■ YOUR TASK ■
Exact copies of all the entries are needed.

** Opening INFORMATION PROVIDED block **

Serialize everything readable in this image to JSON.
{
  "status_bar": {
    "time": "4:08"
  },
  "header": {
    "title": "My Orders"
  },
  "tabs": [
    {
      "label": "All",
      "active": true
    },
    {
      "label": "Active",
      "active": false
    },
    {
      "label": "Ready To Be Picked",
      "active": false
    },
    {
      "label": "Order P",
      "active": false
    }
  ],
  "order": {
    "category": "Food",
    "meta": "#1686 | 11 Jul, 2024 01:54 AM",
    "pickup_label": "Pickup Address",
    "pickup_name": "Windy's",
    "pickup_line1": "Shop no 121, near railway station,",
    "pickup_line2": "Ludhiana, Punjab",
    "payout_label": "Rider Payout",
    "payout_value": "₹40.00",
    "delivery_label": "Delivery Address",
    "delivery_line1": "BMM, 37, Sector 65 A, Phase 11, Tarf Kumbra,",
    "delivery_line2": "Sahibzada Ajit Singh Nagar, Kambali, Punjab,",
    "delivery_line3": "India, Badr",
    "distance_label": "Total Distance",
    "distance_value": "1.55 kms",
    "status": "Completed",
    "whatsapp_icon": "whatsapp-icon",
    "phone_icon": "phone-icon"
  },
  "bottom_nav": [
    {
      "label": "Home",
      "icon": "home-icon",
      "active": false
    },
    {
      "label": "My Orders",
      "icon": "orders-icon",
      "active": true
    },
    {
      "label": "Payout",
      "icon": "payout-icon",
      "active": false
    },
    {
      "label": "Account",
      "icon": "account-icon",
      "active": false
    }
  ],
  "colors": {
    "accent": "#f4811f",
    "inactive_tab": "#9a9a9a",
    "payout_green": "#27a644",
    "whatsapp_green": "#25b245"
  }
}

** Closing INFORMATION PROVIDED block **

■ ANSWER BELOW ■
Serialize everything readable in this image to JSON.
{
  "status_bar": {
    "time": "4:08"
  },
  "header": {
    "title": "My Orders"
  },
  "tabs": [
    {
      "label": "All",
      "active": true
    },
    {
      "label": "Active",
      "active": false
    },
    {
      "label": "Ready To Be Picked",
      "active": false
    },
    {
      "label": "Order P",
      "active": false
    }
  ],
  "order": {
    "category": "Food",
    "meta": "#1686 | 11 Jul, 2024 01:54 AM",
    "pickup_label": "Pickup Address",
    "pickup_name": "Windy's",
    "pickup_line1": "Shop no 121, near railway station,",
    "pickup_line2": "Ludhiana, Punjab",
    "payout_label": "Rider Payout",
    "payout_value": "₹40.00",
    "delivery_label": "Delivery Address",
    "delivery_line1": "BMM, 37, Sector 65 A, Phase 11, Tarf Kumbra,",
    "delivery_line2": "Sahibzada Ajit Singh Nagar, Kambali, Punjab,",
    "delivery_line3": "India, Badr",
    "distance_label": "Total Distance",
    "distance_value": "1.55 kms",
    "status": "Completed",
    "whatsapp_icon": "whatsapp-icon",
    "phone_icon": "phone-icon"
  },
  "bottom_nav": [
    {
      "label": "Home",
      "icon": "home-icon",
      "active": false
    },
    {
      "label": "My Orders",
      "icon": "orders-icon",
      "active": true
    },
    {
      "label": "Payout",
      "icon": "payout-icon",
      "active": false
    },
    {
      "label": "Account",
      "icon": "account-icon",
      "active": false
    }
  ],
  "colors": {
    "accent": "#f4811f",
    "inactive_tab": "#9a9a9a",
    "payout_green": "#27a644",
    "whatsapp_green": "#25b245"
  }
}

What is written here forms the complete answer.